**Task item:**
Filter the entries down to the lines holding "ändern", then copy those lines.

[App and web page records]

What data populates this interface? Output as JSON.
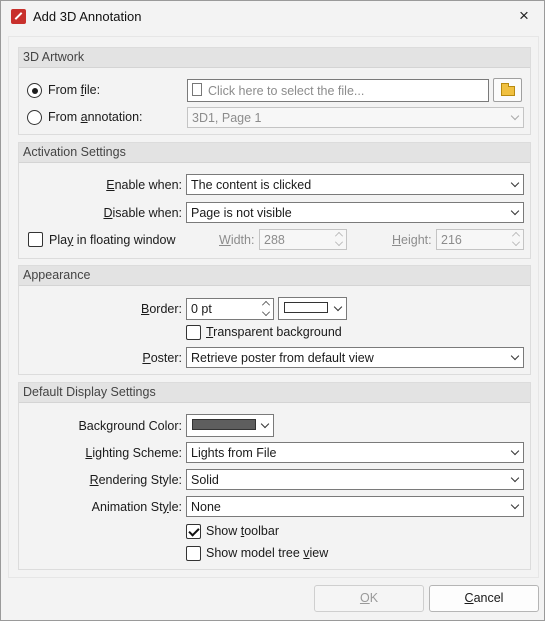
{
  "window": {
    "title": "Add 3D Annotation",
    "close": "×"
  },
  "artwork": {
    "heading": "3D Artwork",
    "from_file": {
      "pre": "From ",
      "u": "f",
      "post": "ile:"
    },
    "from_annotation": {
      "pre": "From ",
      "u": "a",
      "post": "nnotation:"
    },
    "file_placeholder": "Click here to select the file...",
    "annotation_value": "3D1, Page 1"
  },
  "activation": {
    "heading": "Activation Settings",
    "enable": {
      "pre": "",
      "u": "E",
      "post": "nable when:"
    },
    "enable_value": "The content is clicked",
    "disable": {
      "pre": "",
      "u": "D",
      "post": "isable when:"
    },
    "disable_value": "Page is not visible",
    "floating": {
      "pre": "Pla",
      "u": "y",
      "post": " in floating window"
    },
    "width": {
      "pre": "",
      "u": "W",
      "post": "idth:"
    },
    "width_value": "288",
    "height": {
      "pre": "",
      "u": "H",
      "post": "eight:"
    },
    "height_value": "216"
  },
  "appearance": {
    "heading": "Appearance",
    "border": {
      "pre": "",
      "u": "B",
      "post": "order:"
    },
    "border_value": "0 pt",
    "border_color": "#ffffff",
    "transparent": {
      "pre": "",
      "u": "T",
      "post": "ransparent background"
    },
    "poster": {
      "pre": "",
      "u": "P",
      "post": "oster:"
    },
    "poster_value": "Retrieve poster from default view"
  },
  "display": {
    "heading": "Default Display Settings",
    "bg_color": "Background Color:",
    "bg_color_value": "#5e5e5e",
    "lighting": {
      "pre": "",
      "u": "L",
      "post": "ighting Scheme:"
    },
    "lighting_value": "Lights from File",
    "rendering": {
      "pre": "",
      "u": "R",
      "post": "endering Style:"
    },
    "rendering_value": "Solid",
    "animation": {
      "pre": "Animation St",
      "u": "y",
      "post": "le:"
    },
    "animation_value": "None",
    "show_toolbar": {
      "pre": "Show ",
      "u": "t",
      "post": "oolbar"
    },
    "show_tree": {
      "pre": "Show model tree ",
      "u": "v",
      "post": "iew"
    }
  },
  "buttons": {
    "ok": {
      "pre": "",
      "u": "O",
      "post": "K"
    },
    "cancel": {
      "pre": "",
      "u": "C",
      "post": "ancel"
    }
  }
}
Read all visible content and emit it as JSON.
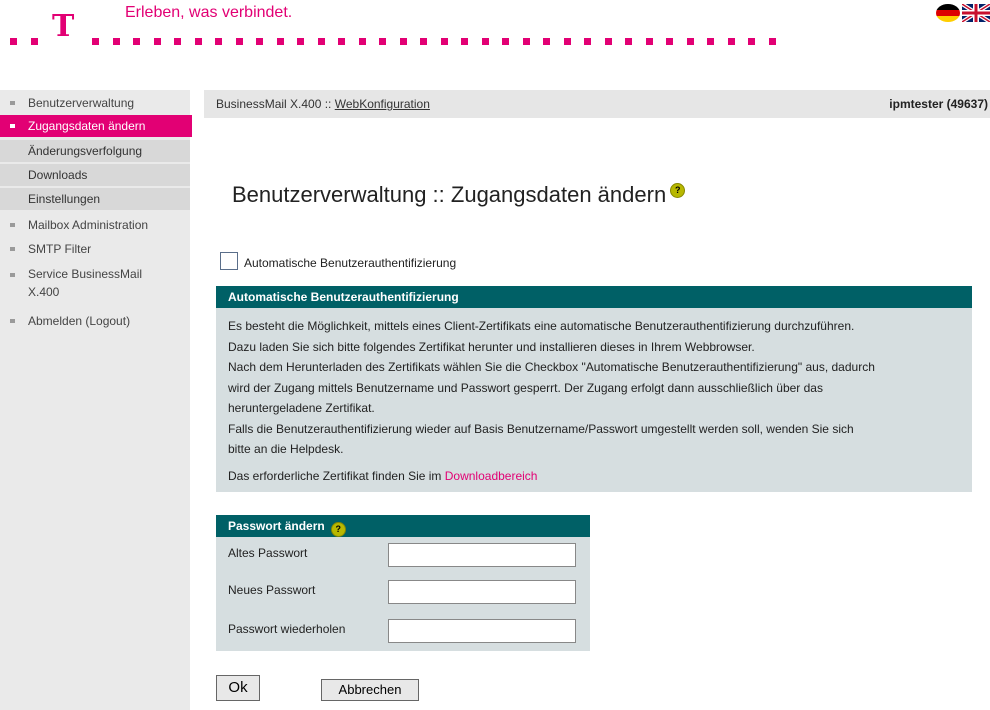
{
  "header": {
    "logo_letter": "T",
    "slogan": "Erleben, was verbindet.",
    "flags": [
      "de-flag-icon",
      "uk-flag-icon"
    ],
    "brand_color": "#e20074"
  },
  "sidebar": {
    "items": [
      {
        "label": "Benutzerverwaltung"
      },
      {
        "label": "Zugangsdaten ändern"
      },
      {
        "label": "Änderungsverfolgung"
      },
      {
        "label": "Downloads"
      },
      {
        "label": "Einstellungen"
      },
      {
        "label": "Mailbox Administration"
      },
      {
        "label": "SMTP Filter"
      },
      {
        "label": "Service BusinessMail"
      },
      {
        "label": "X.400"
      },
      {
        "label": "Abmelden (Logout)"
      }
    ]
  },
  "breadcrumb": {
    "root": "BusinessMail X.400 :: ",
    "link": "WebKonfiguration",
    "user": "ipmtester (49637)"
  },
  "page": {
    "title": "Benutzerverwaltung :: Zugangsdaten ändern",
    "help_glyph": "?"
  },
  "auto_auth": {
    "checkbox_label": "Automatische Benutzerauthentifizierung",
    "checked": false,
    "panel_title": "Automatische Benutzerauthentifizierung",
    "lines": [
      "Es besteht die Möglichkeit, mittels eines Client-Zertifikats eine automatische Benutzerauthentifizierung durchzuführen.",
      "Dazu laden Sie sich bitte folgendes Zertifikat herunter und installieren dieses in Ihrem Webbrowser.",
      "Nach dem Herunterladen des Zertifikats wählen Sie die Checkbox \"Automatische Benutzerauthentifizierung\" aus, dadurch",
      "wird der Zugang mittels Benutzername und Passwort gesperrt. Der Zugang erfolgt dann ausschließlich über das",
      "heruntergeladene Zertifikat.",
      "Falls die Benutzerauthentifizierung wieder auf Basis Benutzername/Passwort umgestellt werden soll, wenden Sie sich",
      "bitte an die Helpdesk."
    ],
    "download_text": "Das erforderliche Zertifikat finden Sie im ",
    "download_link": "Downloadbereich"
  },
  "password": {
    "panel_title": "Passwort ändern",
    "old_label": "Altes Passwort",
    "new_label": "Neues Passwort",
    "repeat_label": "Passwort wiederholen",
    "old_value": "",
    "new_value": "",
    "repeat_value": ""
  },
  "buttons": {
    "ok": "Ok",
    "cancel": "Abbrechen"
  }
}
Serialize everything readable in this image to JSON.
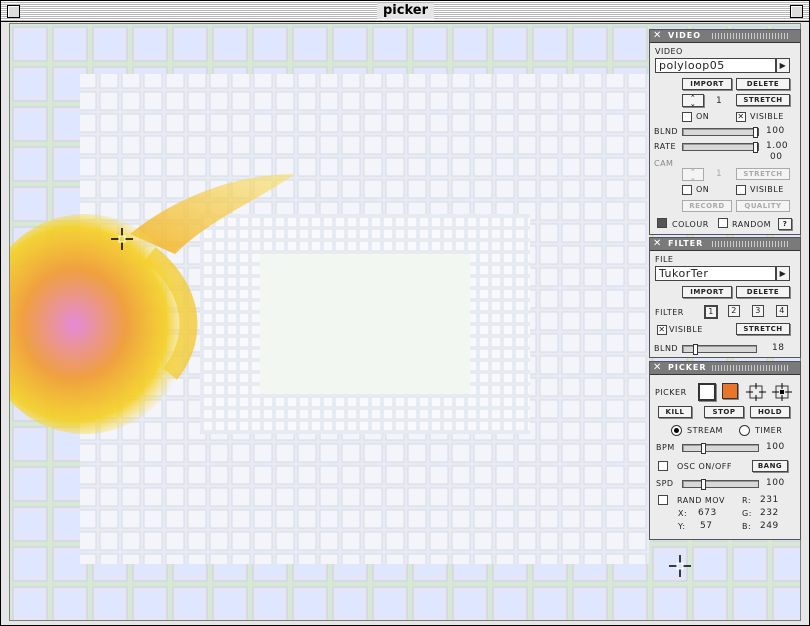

**Your response:**
        "label": "Zugangsdaten ändern"
    "title": "Benutzerverwaltung :: Zugangsdaten ändern",
    "panel_title": "Passwort ändern",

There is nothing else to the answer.